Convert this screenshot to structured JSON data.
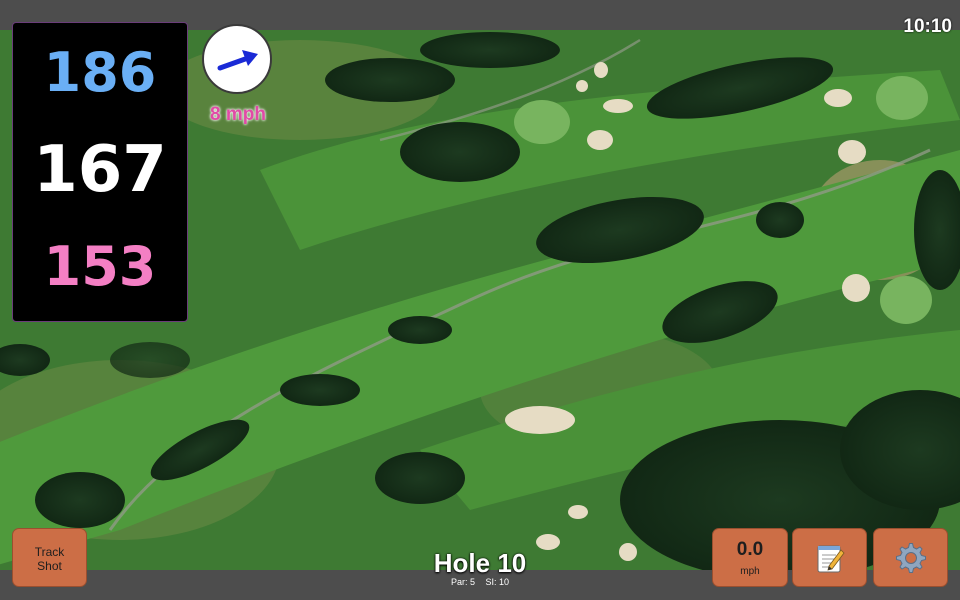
{
  "status_bar": {
    "time": "10:10"
  },
  "distances": {
    "back": "186",
    "middle": "167",
    "front": "153"
  },
  "wind": {
    "speed_label": "8 mph",
    "direction_icon": "arrow-icon"
  },
  "hole": {
    "title": "Hole 10",
    "par_label": "Par: 5",
    "si_label": "SI: 10"
  },
  "buttons": {
    "track_shot_line1": "Track",
    "track_shot_line2": "Shot",
    "speed_value": "0.0",
    "speed_unit": "mph",
    "notes_icon": "notepad-icon",
    "settings_icon": "gear-icon"
  },
  "colors": {
    "back_distance": "#6aaff5",
    "middle_distance": "#ffffff",
    "front_distance": "#f47fc4",
    "wind_speed": "#e14aa6",
    "button": "#cc6e46"
  }
}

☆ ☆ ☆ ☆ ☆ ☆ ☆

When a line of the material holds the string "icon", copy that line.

    "direction_icon": "arrow-icon"
    "notes_icon": "notepad-icon",
    "settings_icon": "gear-icon"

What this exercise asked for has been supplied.